WHAT YOU WILL DO:
Tally the lines in the following entries that include the word "Fact"; state only the total.

[Data records for software interfaces]
=====
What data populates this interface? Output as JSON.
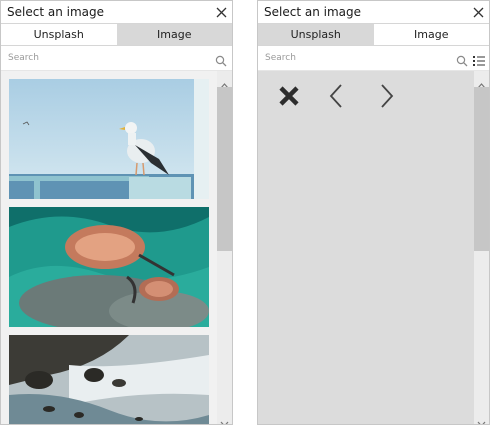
{
  "left": {
    "title": "Select an image",
    "tabs": [
      {
        "label": "Unsplash",
        "active": true
      },
      {
        "label": "Image",
        "active": false
      }
    ],
    "search": {
      "placeholder": "Search",
      "value": ""
    },
    "images": [
      {
        "subject": "seagull on railing"
      },
      {
        "subject": "sunglasses underwater"
      },
      {
        "subject": "rocky coastline waves"
      }
    ]
  },
  "right": {
    "title": "Select an image",
    "tabs": [
      {
        "label": "Unsplash",
        "active": false
      },
      {
        "label": "Image",
        "active": true
      }
    ],
    "search": {
      "placeholder": "Search",
      "value": ""
    },
    "toolbar_icons": [
      "close-x-icon",
      "chevron-left-icon",
      "chevron-right-icon"
    ]
  },
  "colors": {
    "inactive_tab": "#d8d8d8",
    "content_bg_right": "#dcdcdc",
    "scroll_thumb": "#c6c6c6"
  }
}
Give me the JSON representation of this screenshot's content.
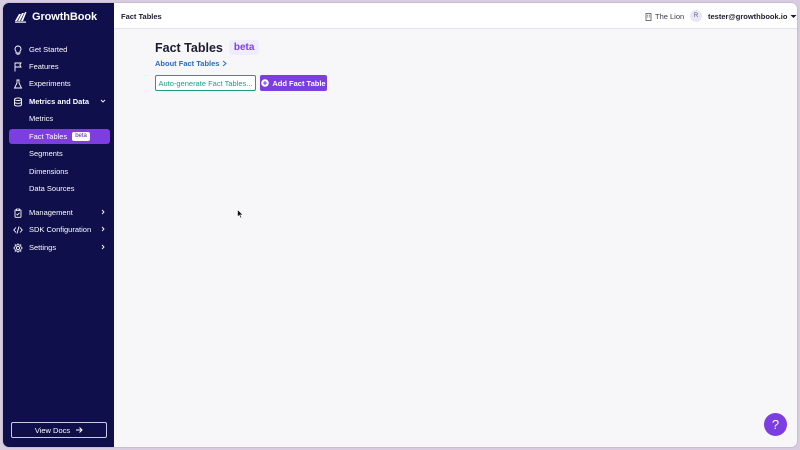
{
  "brand": {
    "name": "GrowthBook"
  },
  "sidebar": {
    "items": [
      {
        "label": "Get Started",
        "icon": "lightbulb-icon"
      },
      {
        "label": "Features",
        "icon": "flag-icon"
      },
      {
        "label": "Experiments",
        "icon": "flask-icon"
      },
      {
        "label": "Metrics and Data",
        "icon": "database-icon",
        "expanded": true,
        "children": [
          {
            "label": "Metrics"
          },
          {
            "label": "Fact Tables",
            "badge": "beta",
            "active": true
          },
          {
            "label": "Segments"
          },
          {
            "label": "Dimensions"
          },
          {
            "label": "Data Sources"
          }
        ]
      },
      {
        "label": "Management",
        "icon": "clipboard-icon"
      },
      {
        "label": "SDK Configuration",
        "icon": "code-icon"
      },
      {
        "label": "Settings",
        "icon": "gear-icon"
      }
    ],
    "view_docs": "View Docs"
  },
  "topbar": {
    "title": "Fact Tables",
    "org_name": "The Lion",
    "avatar_initial": "R",
    "user_email": "tester@growthbook.io"
  },
  "main": {
    "title": "Fact Tables",
    "title_badge": "beta",
    "about_link": "About Fact Tables",
    "auto_generate_button": "Auto-generate Fact Tables...",
    "add_button": "Add Fact Table"
  },
  "help": {
    "label": "?"
  },
  "colors": {
    "sidebar_bg": "#0f0f4c",
    "accent": "#7c3ee0",
    "teal": "#1a9e8a",
    "link": "#2a6db6"
  }
}
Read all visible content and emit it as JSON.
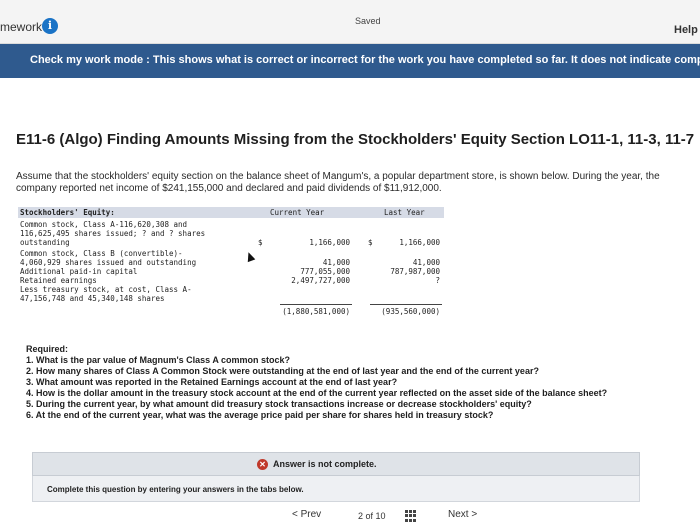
{
  "topbar": {
    "brand": "mework",
    "info_icon": "info-icon",
    "saved": "Saved",
    "help": "Help"
  },
  "banner": "Check my work mode : This shows what is correct or incorrect for the work you have completed so far. It does not indicate compl",
  "title": "E11-6 (Algo) Finding Amounts Missing from the Stockholders' Equity Section LO11-1, 11-3, 11-7",
  "intro": "Assume that the stockholders' equity section on the balance sheet of Mangum's, a popular department store, is shown below. During the year, the company reported net income of $241,155,000 and declared and paid dividends of $11,912,000.",
  "ledger": {
    "header": "Stockholders' Equity:",
    "current_year": "Current Year",
    "last_year": "Last Year",
    "rows": [
      {
        "label": "Common stock, Class A-116,620,308 and"
      },
      {
        "label": "116,625,495 shares issued; ? and ? shares"
      },
      {
        "label": "outstanding",
        "cur_dollar": "$",
        "cur": "1,166,000",
        "last_dollar": "$",
        "last": "1,166,000"
      },
      {
        "label": "Common stock, Class B (convertible)-"
      },
      {
        "label": "4,060,929 shares issued and outstanding",
        "cur": "41,000",
        "last": "41,000"
      },
      {
        "label": "Additional paid-in capital",
        "cur": "777,055,000",
        "last": "787,987,000"
      },
      {
        "label": "Retained earnings",
        "cur": "2,497,727,000",
        "last": "?"
      },
      {
        "label": "Less treasury stock, at cost, Class A-"
      },
      {
        "label": "47,156,748 and 45,340,148 shares",
        "cur": "(1,880,581,000)",
        "last": "(935,560,000)"
      }
    ]
  },
  "required": {
    "title": "Required:",
    "items": [
      "1. What is the par value of Magnum's Class A common stock?",
      "2. How many shares of Class A Common Stock were outstanding at the end of last year and the end of the current year?",
      "3. What amount was reported in the Retained Earnings account at the end of last year?",
      "4. How is the dollar amount in the treasury stock account at the end of the current year reflected on the asset side of the balance sheet?",
      "5. During the current year, by what amount did treasury stock transactions increase or decrease stockholders' equity?",
      "6. At the end of the current year, what was the average price paid per share for shares held in treasury stock?"
    ]
  },
  "status": {
    "icon": "error-x-icon",
    "text": "Answer is not complete."
  },
  "complete_msg": "Complete this question by entering your answers in the tabs below.",
  "nav": {
    "prev": "< Prev",
    "page": "2 of 10",
    "next": "Next >"
  },
  "colors": {
    "banner": "#2f5a8e",
    "table_header": "#d6dbe6",
    "status_bar": "#dfe3e8",
    "error": "#c0392b",
    "info": "#1a73c6"
  }
}
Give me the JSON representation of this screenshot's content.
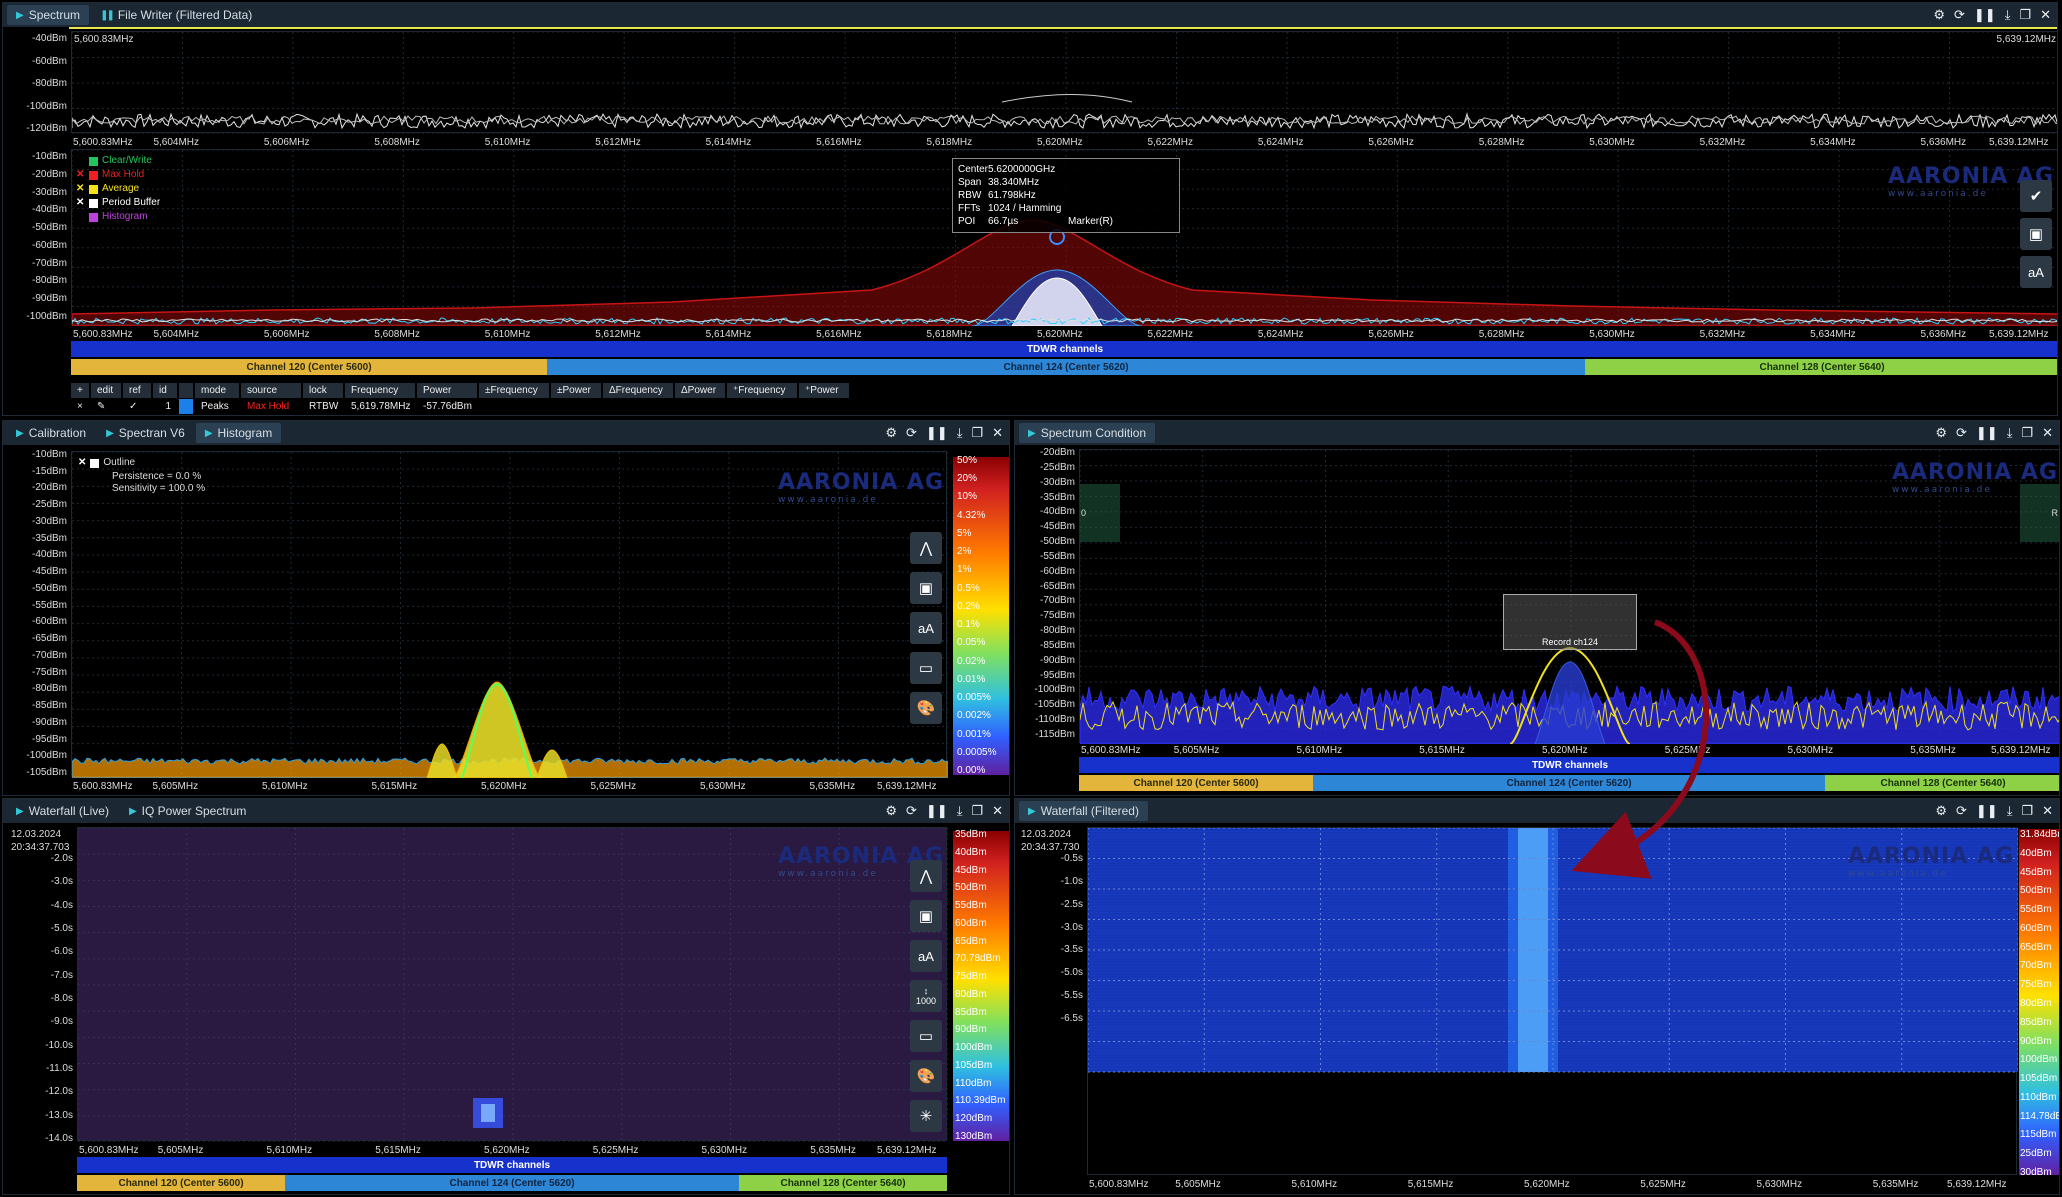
{
  "top": {
    "tabs": [
      {
        "label": "Spectrum"
      },
      {
        "label": "File Writer (Filtered Data)"
      }
    ],
    "overview": {
      "freq_left": "5,600.83MHz",
      "freq_right": "5,639.12MHz",
      "y_labels": [
        "-40dBm",
        "-60dBm",
        "-80dBm",
        "-100dBm",
        "-120dBm"
      ],
      "x_labels": [
        "5,600.83MHz",
        "5,604MHz",
        "5,606MHz",
        "5,608MHz",
        "5,610MHz",
        "5,612MHz",
        "5,614MHz",
        "5,616MHz",
        "5,618MHz",
        "5,620MHz",
        "5,622MHz",
        "5,624MHz",
        "5,626MHz",
        "5,628MHz",
        "5,630MHz",
        "5,632MHz",
        "5,634MHz",
        "5,636MHz",
        "5,639.12MHz"
      ]
    },
    "main": {
      "y_labels": [
        "-10dBm",
        "-20dBm",
        "-30dBm",
        "-40dBm",
        "-50dBm",
        "-60dBm",
        "-70dBm",
        "-80dBm",
        "-90dBm",
        "-100dBm"
      ],
      "x_labels": [
        "5,600.83MHz",
        "5,604MHz",
        "5,606MHz",
        "5,608MHz",
        "5,610MHz",
        "5,612MHz",
        "5,614MHz",
        "5,616MHz",
        "5,618MHz",
        "5,620MHz",
        "5,622MHz",
        "5,624MHz",
        "5,626MHz",
        "5,628MHz",
        "5,630MHz",
        "5,632MHz",
        "5,634MHz",
        "5,636MHz",
        "5,639.12MHz"
      ],
      "legend": [
        {
          "label": "Clear/Write",
          "color": "#22c55e"
        },
        {
          "label": "Max Hold",
          "color": "#ef2020"
        },
        {
          "label": "Average",
          "color": "#f5e21a"
        },
        {
          "label": "Period Buffer",
          "color": "#ffffff"
        },
        {
          "label": "Histogram",
          "color": "#c040e0"
        }
      ],
      "tooltip": {
        "center_k": "Center",
        "center": "5.6200000GHz",
        "span_k": "Span",
        "span": "38.340MHz",
        "rbw_k": "RBW",
        "rbw": "61.798kHz",
        "ffts_k": "FFTs",
        "ffts": "1024 / Hamming",
        "poi_k": "POI",
        "poi": "66.7µs",
        "marker": "Marker(R)"
      }
    },
    "channels": {
      "tdwr": "TDWR channels",
      "ch120": "Channel 120 (Center 5600)",
      "ch124": "Channel 124 (Center 5620)",
      "ch128": "Channel 128 (Center 5640)"
    },
    "marker_table": {
      "headers": [
        "+",
        "edit",
        "ref",
        "id",
        "",
        "mode",
        "source",
        "lock",
        "Frequency",
        "Power",
        "±Frequency",
        "±Power",
        "ΔFrequency",
        "ΔPower",
        "⁺Frequency",
        "⁺Power"
      ],
      "row": {
        "x": "×",
        "edit": "✎",
        "ref": "✓",
        "id": "1",
        "mode": "Peaks",
        "source": "Max Hold",
        "lock": "RTBW",
        "freq": "5,619.78MHz",
        "power": "-57.76dBm"
      }
    },
    "watermark": "AARONIA AG",
    "watermark_sub": "www.aaronia.de"
  },
  "calib": {
    "tabs": [
      {
        "label": "Calibration"
      },
      {
        "label": "Spectran V6"
      },
      {
        "label": "Histogram"
      }
    ],
    "y_labels": [
      "-10dBm",
      "-15dBm",
      "-20dBm",
      "-25dBm",
      "-30dBm",
      "-35dBm",
      "-40dBm",
      "-45dBm",
      "-50dBm",
      "-55dBm",
      "-60dBm",
      "-65dBm",
      "-70dBm",
      "-75dBm",
      "-80dBm",
      "-85dBm",
      "-90dBm",
      "-95dBm",
      "-100dBm",
      "-105dBm"
    ],
    "x_labels": [
      "5,600.83MHz",
      "5,605MHz",
      "5,610MHz",
      "5,615MHz",
      "5,620MHz",
      "5,625MHz",
      "5,630MHz",
      "5,635MHz",
      "5,639.12MHz"
    ],
    "outline": "Outline",
    "persistence": "Persistence = 0.0 %",
    "sensitivity": "Sensitivity = 100.0 %",
    "scale": [
      "50%",
      "20%",
      "10%",
      "4.32%",
      "5%",
      "2%",
      "1%",
      "0.5%",
      "0.2%",
      "0.1%",
      "0.05%",
      "0.02%",
      "0.01%",
      "0.005%",
      "0.002%",
      "0.001%",
      "0.0005%",
      "0.00%"
    ]
  },
  "cond": {
    "tabs": [
      {
        "label": "Spectrum Condition"
      }
    ],
    "y_labels": [
      "-20dBm",
      "-25dBm",
      "-30dBm",
      "-35dBm",
      "-40dBm",
      "-45dBm",
      "-50dBm",
      "-55dBm",
      "-60dBm",
      "-65dBm",
      "-70dBm",
      "-75dBm",
      "-80dBm",
      "-85dBm",
      "-90dBm",
      "-95dBm",
      "-100dBm",
      "-105dBm",
      "-110dBm",
      "-115dBm"
    ],
    "x_labels": [
      "5,600.83MHz",
      "5,605MHz",
      "5,610MHz",
      "5,615MHz",
      "5,620MHz",
      "5,625MHz",
      "5,630MHz",
      "5,635MHz",
      "5,639.12MHz"
    ],
    "record_label": "Record ch124",
    "left_marker": "0",
    "right_marker": "R"
  },
  "wf_live": {
    "tabs": [
      {
        "label": "Waterfall (Live)"
      },
      {
        "label": "IQ Power Spectrum"
      }
    ],
    "date": "12.03.2024",
    "time": "20:34:37.703",
    "y_labels": [
      "-2.0s",
      "-3.0s",
      "-4.0s",
      "-5.0s",
      "-6.0s",
      "-7.0s",
      "-8.0s",
      "-9.0s",
      "-10.0s",
      "-11.0s",
      "-12.0s",
      "-13.0s",
      "-14.0s"
    ],
    "x_labels": [
      "5,600.83MHz",
      "5,605MHz",
      "5,610MHz",
      "5,615MHz",
      "5,620MHz",
      "5,625MHz",
      "5,630MHz",
      "5,635MHz",
      "5,639.12MHz"
    ],
    "scale": [
      "35dBm",
      "40dBm",
      "45dBm",
      "50dBm",
      "55dBm",
      "60dBm",
      "65dBm",
      "70.78dBm",
      "75dBm",
      "80dBm",
      "85dBm",
      "90dBm",
      "100dBm",
      "105dBm",
      "110dBm",
      "110.39dBm",
      "120dBm",
      "130dBm"
    ],
    "ticks_label": "1000"
  },
  "wf_filt": {
    "tabs": [
      {
        "label": "Waterfall (Filtered)"
      }
    ],
    "date": "12.03.2024",
    "time": "20:34:37.730",
    "y_labels": [
      "-0.5s",
      "-1.0s",
      "-2.5s",
      "-3.0s",
      "-3.5s",
      "-5.0s",
      "-5.5s",
      "-6.5s"
    ],
    "x_labels": [
      "5,600.83MHz",
      "5,605MHz",
      "5,610MHz",
      "5,615MHz",
      "5,620MHz",
      "5,625MHz",
      "5,630MHz",
      "5,635MHz",
      "5,639.12MHz"
    ],
    "scale": [
      "31.84dBm",
      "40dBm",
      "45dBm",
      "50dBm",
      "55dBm",
      "60dBm",
      "65dBm",
      "70dBm",
      "75dBm",
      "80dBm",
      "85dBm",
      "90dBm",
      "100dBm",
      "105dBm",
      "110dBm",
      "114.78dBm",
      "115dBm",
      "25dBm",
      "30dBm"
    ]
  },
  "colors": {
    "accent": "#33c7d8",
    "tdwr": "#1732cc",
    "ch120": "#e3b53a",
    "ch124": "#2e86d6",
    "ch128": "#8fd146"
  }
}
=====
COMPLETED EXERCISE:
6